The research, led by Charis Eng, Chair of the Genomic Medicine Institute at Cleveland Clinic, revealed KILLIN as a novel predisposition gene for Cowden syndrome (CS) and Cowden-like syndrome (CLS) features in individuals without germline PTEN mutations, which also plays a role in cancer risk.
Mutations in the PTEN gene are the foundation of Cowden syndrome. PTEN is a tumor suppressor gene, helping to direct the growth and division of cells.
Inherited mutations in the PTEN gene have been found in approximately 80 percent of Cowden syndrome patients. These mutations prevent the PTEN protein from effectively regulating cell survival and division, which can lead to the formation of tumors.
However, not all CS and CLS patients carry mutated PTEN. In fact, in CLS, less than 10 percent have PTEN mutations, yet they develop cancers just like CS.
In those patients without the PTEN mutation, 42 percent of Cowden syndrome patients and 33 percent of Cowden-like syndrome patients have low levels of KILLIN tumor suppressor gene.
"We know that 80 percent of Cowden patients carry the PTEN mutation and half of the remaining 20 percent carry the inactive KILLIN gene," Eng said.
"What that means is that altogether PTEN and KILLIN should account for 90 percent of all cases of classic Cowden syndrome, a huge step forward in diagnosing an often overlooked disease.

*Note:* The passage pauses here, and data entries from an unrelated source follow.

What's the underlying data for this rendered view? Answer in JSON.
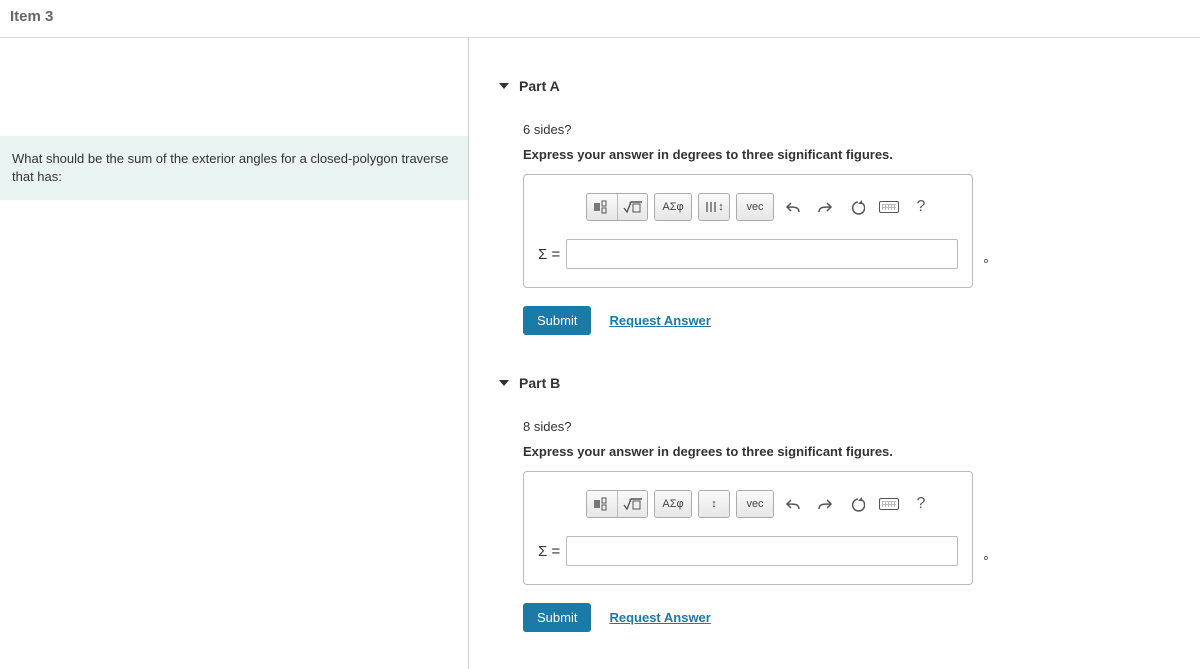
{
  "header": {
    "title": "Item 3"
  },
  "question": {
    "prompt": "What should be the sum of the exterior angles for a closed-polygon traverse that has:"
  },
  "parts": [
    {
      "label": "Part A",
      "subquestion": "6 sides?",
      "instruction": "Express your answer in degrees to three significant figures.",
      "prefix": "Σ =",
      "unit": "∘",
      "submit": "Submit",
      "request": "Request Answer",
      "tools": {
        "greek": "ΑΣφ",
        "vec": "vec",
        "help": "?"
      }
    },
    {
      "label": "Part B",
      "subquestion": "8 sides?",
      "instruction": "Express your answer in degrees to three significant figures.",
      "prefix": "Σ =",
      "unit": "∘",
      "submit": "Submit",
      "request": "Request Answer",
      "tools": {
        "greek": "ΑΣφ",
        "vec": "vec",
        "help": "?"
      }
    }
  ]
}
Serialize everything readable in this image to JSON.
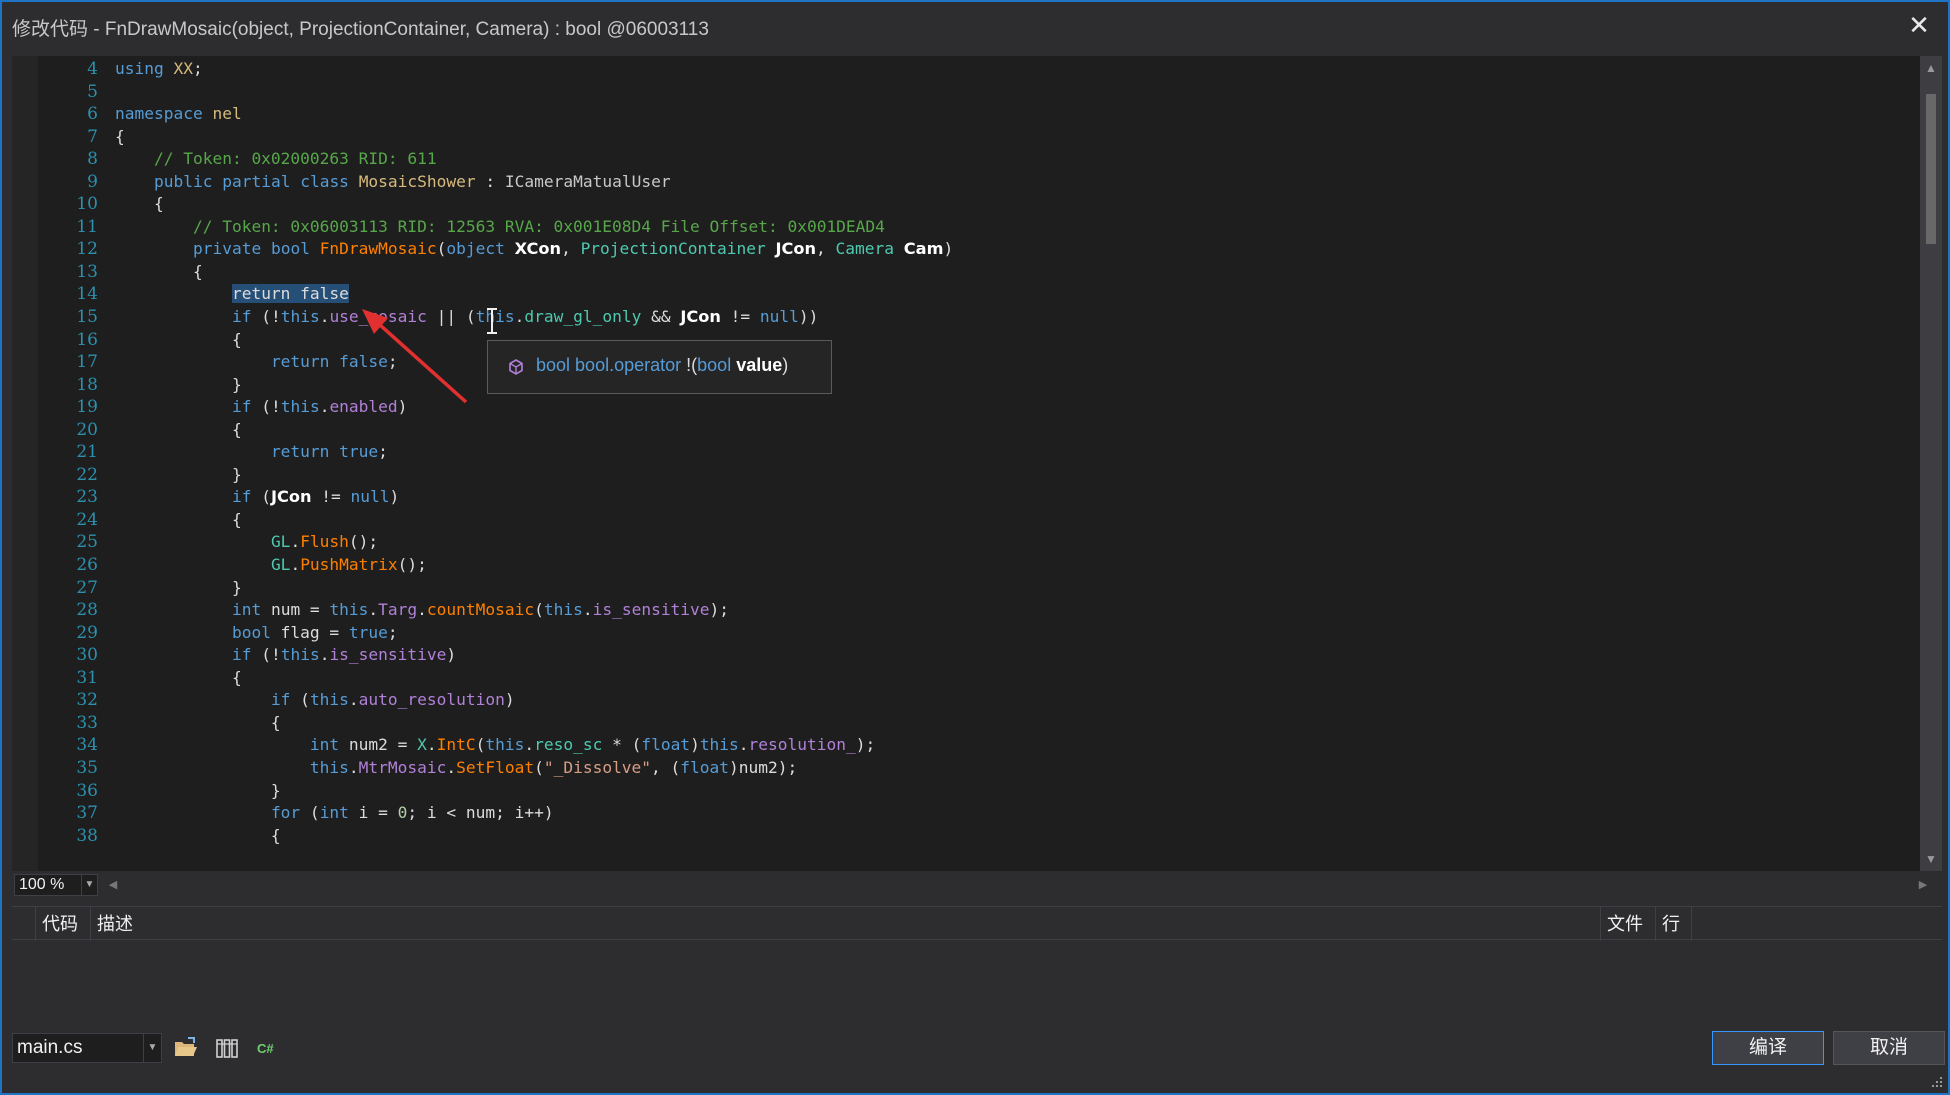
{
  "window": {
    "title": "修改代码 - FnDrawMosaic(object, ProjectionContainer, Camera) : bool @06003113",
    "close_symbol": "✕"
  },
  "editor": {
    "line_numbers": [
      "4",
      "5",
      "6",
      "7",
      "8",
      "9",
      "10",
      "11",
      "12",
      "13",
      "14",
      "15",
      "16",
      "17",
      "18",
      "19",
      "20",
      "21",
      "22",
      "23",
      "24",
      "25",
      "26",
      "27",
      "28",
      "29",
      "30",
      "31",
      "32",
      "33",
      "34",
      "35",
      "36",
      "37",
      "38"
    ],
    "selected_text": "return false"
  },
  "tooltip": {
    "return_type": "bool",
    "member": "bool.operator",
    "operator_symbol": "!",
    "open_paren": "(",
    "param_type": "bool",
    "param_name": "value",
    "close_paren": ")"
  },
  "zoom": {
    "value": "100 %"
  },
  "error_list": {
    "columns": [
      "代码",
      "描述",
      "文件",
      "行"
    ]
  },
  "footer": {
    "file_selector_value": "main.cs",
    "compile_label": "编译",
    "cancel_label": "取消",
    "lang_badge": "C#"
  },
  "colors": {
    "window_border": "#1e73c4",
    "editor_bg": "#1e1e1e",
    "chrome_bg": "#2d2d30",
    "keyword": "#569cd6",
    "comment": "#57a64a",
    "method": "#ff8000",
    "property": "#b180d7",
    "line_number": "#2b91af",
    "selection": "#264f78",
    "annotation_arrow": "#e0302f"
  }
}
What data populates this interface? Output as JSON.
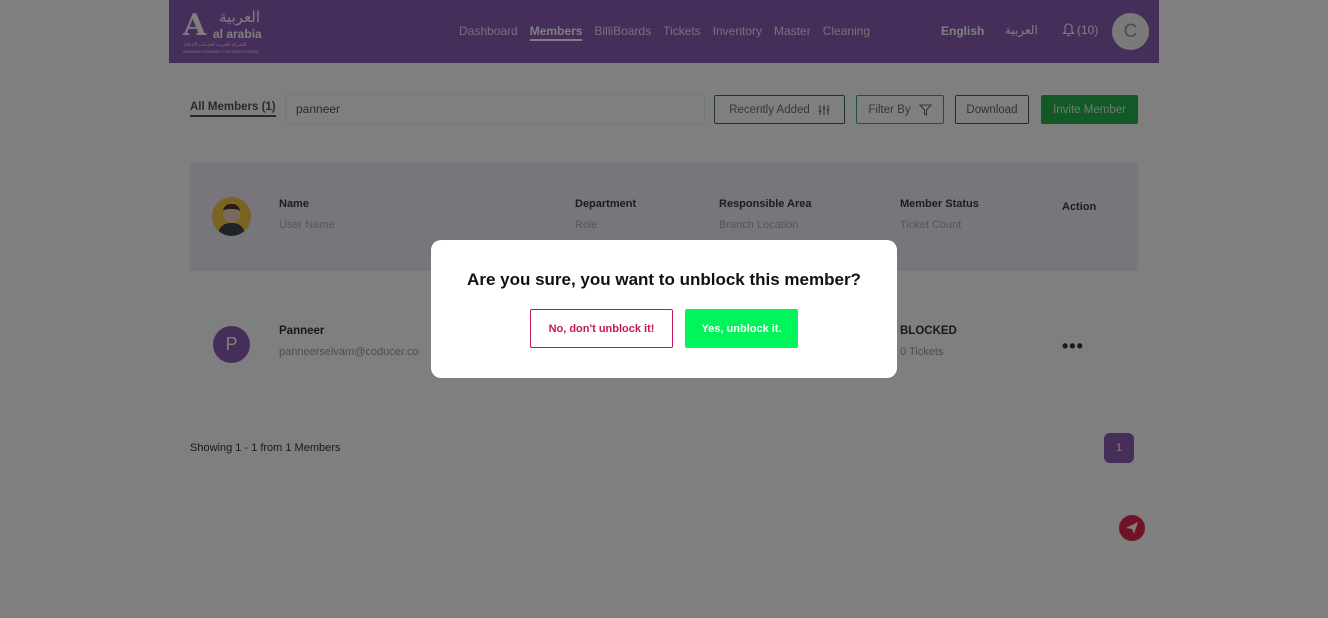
{
  "brand": {
    "logo_mark": "A",
    "logo_ar": "العربية",
    "logo_en": "al arabia",
    "logo_sub_ar": "الشركة العربية لخدمات الدعاية",
    "logo_sub_en": "ARABIAN COMPANY FOR ADVERTISING"
  },
  "nav": {
    "items": [
      "Dashboard",
      "Members",
      "BilliBoards",
      "Tickets",
      "Inventory",
      "Master",
      "Cleaning"
    ],
    "active": "Members"
  },
  "header": {
    "lang_en": "English",
    "lang_ar": "العربية",
    "notifications": "(10)",
    "user_initial": "C"
  },
  "toolbar": {
    "tab_all": "All Members (1)",
    "search_value": "panneer",
    "recently_added": "Recently Added",
    "filter_by": "Filter By",
    "download": "Download",
    "invite": "Invite Member"
  },
  "table": {
    "columns": [
      {
        "title": "Name",
        "sub": "User Name"
      },
      {
        "title": "Department",
        "sub": "Role"
      },
      {
        "title": "Responsible Area",
        "sub": "Branch Location"
      },
      {
        "title": "Member Status",
        "sub": "Ticket Count"
      },
      {
        "title": "Action",
        "sub": ""
      }
    ],
    "rows": [
      {
        "initial": "P",
        "name": "Panneer",
        "email": "panneerselvam@coducer.co",
        "status": "BLOCKED",
        "tickets": "0 Tickets",
        "action": "•••"
      }
    ]
  },
  "pagination": {
    "showing": "Showing 1 - 1 from 1 Members",
    "page": "1"
  },
  "modal": {
    "title": "Are you sure, you want to unblock this member?",
    "cancel_label": "No, don't unblock it!",
    "confirm_label": "Yes, unblock it."
  },
  "colors": {
    "primary": "#8a5fb5",
    "success": "#27b24f",
    "confirm": "#00f55a",
    "danger": "#c2185b"
  }
}
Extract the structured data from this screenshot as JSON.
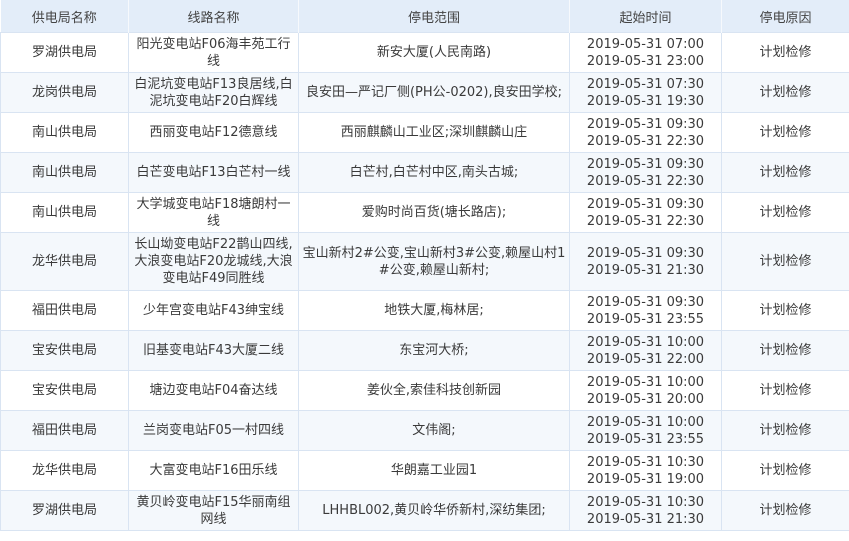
{
  "headers": [
    "供电局名称",
    "线路名称",
    "停电范围",
    "起始时间",
    "停电原因"
  ],
  "rows": [
    {
      "bureau": "罗湖供电局",
      "line": "阳光变电站F06海丰苑工行线",
      "scope": "新安大厦(人民南路)",
      "start": "2019-05-31 07:00",
      "end": "2019-05-31 23:00",
      "reason": "计划检修"
    },
    {
      "bureau": "龙岗供电局",
      "line": "白泥坑变电站F13良居线,白泥坑变电站F20白辉线",
      "scope": "良安田—严记厂侧(PH公-0202),良安田学校;",
      "start": "2019-05-31 07:30",
      "end": "2019-05-31 19:30",
      "reason": "计划检修"
    },
    {
      "bureau": "南山供电局",
      "line": "西丽变电站F12德意线",
      "scope": "西丽麒麟山工业区;深圳麒麟山庄",
      "start": "2019-05-31 09:30",
      "end": "2019-05-31 22:30",
      "reason": "计划检修"
    },
    {
      "bureau": "南山供电局",
      "line": "白芒变电站F13白芒村一线",
      "scope": "白芒村,白芒村中区,南头古城;",
      "start": "2019-05-31 09:30",
      "end": "2019-05-31 22:30",
      "reason": "计划检修"
    },
    {
      "bureau": "南山供电局",
      "line": "大学城变电站F18塘朗村一线",
      "scope": "爱购时尚百货(塘长路店);",
      "start": "2019-05-31 09:30",
      "end": "2019-05-31 22:30",
      "reason": "计划检修"
    },
    {
      "bureau": "龙华供电局",
      "line": "长山坳变电站F22鹊山四线,大浪变电站F20龙城线,大浪变电站F49同胜线",
      "scope": "宝山新村2#公变,宝山新村3#公变,赖屋山村1#公变,赖屋山新村;",
      "start": "2019-05-31 09:30",
      "end": "2019-05-31 21:30",
      "reason": "计划检修"
    },
    {
      "bureau": "福田供电局",
      "line": "少年宫变电站F43绅宝线",
      "scope": "地铁大厦,梅林居;",
      "start": "2019-05-31 09:30",
      "end": "2019-05-31 23:55",
      "reason": "计划检修"
    },
    {
      "bureau": "宝安供电局",
      "line": "旧基变电站F43大厦二线",
      "scope": "东宝河大桥;",
      "start": "2019-05-31 10:00",
      "end": "2019-05-31 22:00",
      "reason": "计划检修"
    },
    {
      "bureau": "宝安供电局",
      "line": "塘边变电站F04奋达线",
      "scope": "姜伙全,索佳科技创新园",
      "start": "2019-05-31 10:00",
      "end": "2019-05-31 20:00",
      "reason": "计划检修"
    },
    {
      "bureau": "福田供电局",
      "line": "兰岗变电站F05一村四线",
      "scope": "文伟阁;",
      "start": "2019-05-31 10:00",
      "end": "2019-05-31 23:55",
      "reason": "计划检修"
    },
    {
      "bureau": "龙华供电局",
      "line": "大富变电站F16田乐线",
      "scope": "华朗嘉工业园1",
      "start": "2019-05-31 10:30",
      "end": "2019-05-31 19:00",
      "reason": "计划检修"
    },
    {
      "bureau": "罗湖供电局",
      "line": "黄贝岭变电站F15华丽南组网线",
      "scope": "LHHBL002,黄贝岭华侨新村,深纺集团;",
      "start": "2019-05-31 10:30",
      "end": "2019-05-31 21:30",
      "reason": "计划检修"
    }
  ]
}
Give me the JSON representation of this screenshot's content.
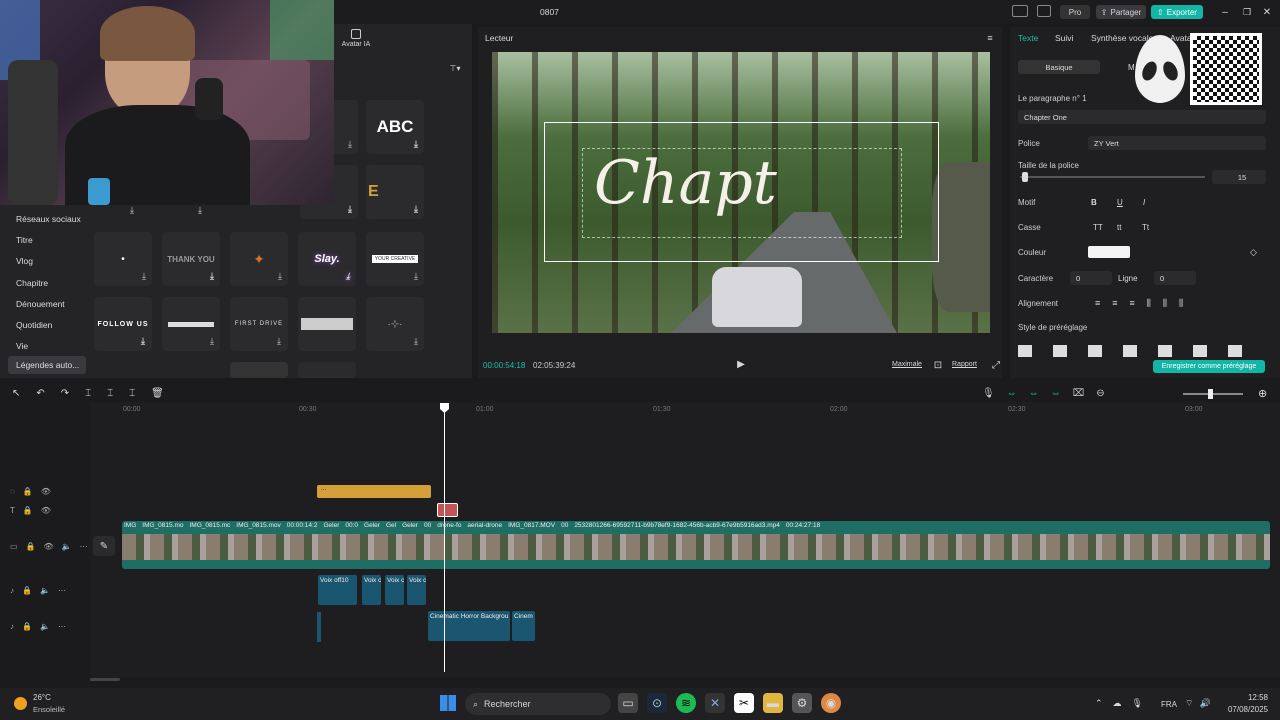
{
  "app": {
    "title": "0807",
    "pro": "Pro",
    "share": "Partager",
    "export": "Exporter"
  },
  "left": {
    "avatar_ia": "Avatar IA",
    "abc": "ABC",
    "categories": [
      "Réseaux sociaux",
      "Titre",
      "Vlog",
      "Chapitre",
      "Dénouement",
      "Quotidien",
      "Vie",
      "Légendes auto..."
    ],
    "tile_texts": [
      "THANK YOU",
      "Slay.",
      "YOUR CREATIVE",
      "FOLLOW US",
      "FIRST DRIVE"
    ]
  },
  "viewer": {
    "title": "Lecteur",
    "overlay_text": "Chapt",
    "current_time": "00:00:54:18",
    "total_time": "02:05:39:24",
    "maximale": "Maximale",
    "rapport": "Rapport"
  },
  "right": {
    "tabs": [
      "Texte",
      "Suivi",
      "Synthèse vocale",
      "Avata"
    ],
    "subtabs": [
      "Basique",
      "M"
    ],
    "paragraph": "Le paragraphe n° 1",
    "paragraph_value": "Chapter One",
    "police_label": "Police",
    "police_value": "ZY Vert",
    "size_label": "Taille de la police",
    "size_value": "15",
    "motif": "Motif",
    "casse": "Casse",
    "couleur": "Couleur",
    "caractere": "Caractère",
    "caractere_val": "0",
    "ligne": "Ligne",
    "ligne_val": "0",
    "alignement": "Alignement",
    "style": "Style de préréglage",
    "save_preset": "Enregistrer comme préréglage",
    "bold": "B",
    "underline": "U",
    "italic": "I",
    "casse_opts": [
      "TT",
      "tt",
      "Tt"
    ]
  },
  "ruler": [
    "00:00",
    "00:30",
    "01:00",
    "01:30",
    "02:00",
    "02:30",
    "03:00"
  ],
  "clips": {
    "text_clip": "...",
    "video_labels": [
      "IMG",
      "IMG_0815.mo",
      "IMG_0815.mc",
      "IMG_0815.mov",
      "00:00:14:2",
      "Geler",
      "00:0",
      "Geler",
      "Gel",
      "Geler",
      "00",
      "drone-fo",
      "aerial-drone",
      "IMG_0817.MOV",
      "00",
      "2532801266-69592711-b9b78ef9-1682-456b-acb9-67e9b5916ad3.mp4",
      "00:24:27:18"
    ],
    "audio1": [
      "Voix off10",
      "Voix c",
      "Voix c",
      "Voix c"
    ],
    "audio2": [
      "Cinematic Horror Backgrou",
      "Cinem"
    ]
  },
  "taskbar": {
    "temp": "26°C",
    "weather": "Ensoleillé",
    "search": "Rechercher",
    "lang": "FRA",
    "time": "12:58",
    "date": "07/08/2025"
  },
  "colors": {
    "accent": "#1fbfa8",
    "export": "#13b5a6",
    "text_clip": "#d4a03a",
    "video_track": "#1e6e66",
    "audio": "#1b5670",
    "marker": "#c15454"
  }
}
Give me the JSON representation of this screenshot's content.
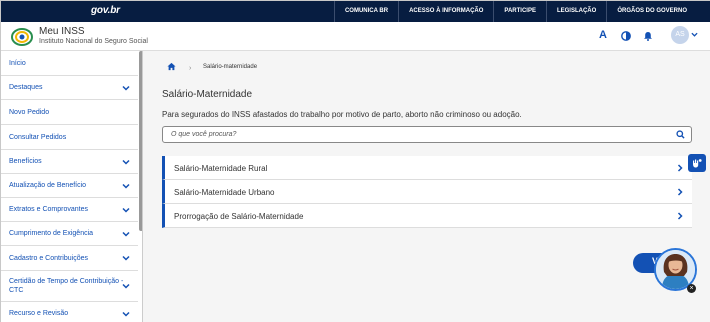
{
  "gov_bar": {
    "logo": "gov.br",
    "links": [
      "COMUNICA BR",
      "ACESSO À INFORMAÇÃO",
      "PARTICIPE",
      "LEGISLAÇÃO",
      "ÓRGÃOS DO GOVERNO"
    ]
  },
  "header": {
    "title": "Meu INSS",
    "subtitle": "Instituto Nacional do Seguro Social",
    "font_icon": "A",
    "avatar_initials": "AS"
  },
  "sidebar": {
    "items": [
      {
        "label": "Início"
      },
      {
        "label": "Destaques"
      },
      {
        "label": "Novo Pedido"
      },
      {
        "label": "Consultar Pedidos"
      },
      {
        "label": "Benefícios"
      },
      {
        "label": "Atualização de Benefício"
      },
      {
        "label": "Extratos e Comprovantes"
      },
      {
        "label": "Cumprimento de Exigência"
      },
      {
        "label": "Cadastro e Contribuições"
      },
      {
        "label": "Certidão de Tempo de Contribuição - CTC"
      },
      {
        "label": "Recurso e Revisão"
      }
    ]
  },
  "breadcrumb": {
    "current": "Salário-maternidade"
  },
  "main": {
    "title": "Salário-Maternidade",
    "description": "Para segurados do INSS afastados do trabalho por motivo de parto, aborto não criminoso ou adoção.",
    "search_placeholder": "O que você procura?",
    "options": [
      {
        "label": "Salário-Maternidade Rural"
      },
      {
        "label": "Salário-Maternidade Urbano"
      },
      {
        "label": "Prorrogação de Salário-Maternidade"
      }
    ]
  },
  "chat": {
    "pill_text": "V"
  },
  "colors": {
    "gov_bar": "#071d41",
    "accent": "#1351b4",
    "main_bg": "#f5f5f5"
  }
}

More importantly, KILLIN and PTEN should account for almost half of CLS individuals."
This study shows that CS/CLS individuals with KILLIN promoter methylation, which switches the KILLIN gene off, have a threefold greater risk of breast cancer, and a twofold greater risk of kidney cancer, compared to those with mutant PTEN.
The study is published in the Dec. 22 issue of the Journal of the American Medical Association (JAMA).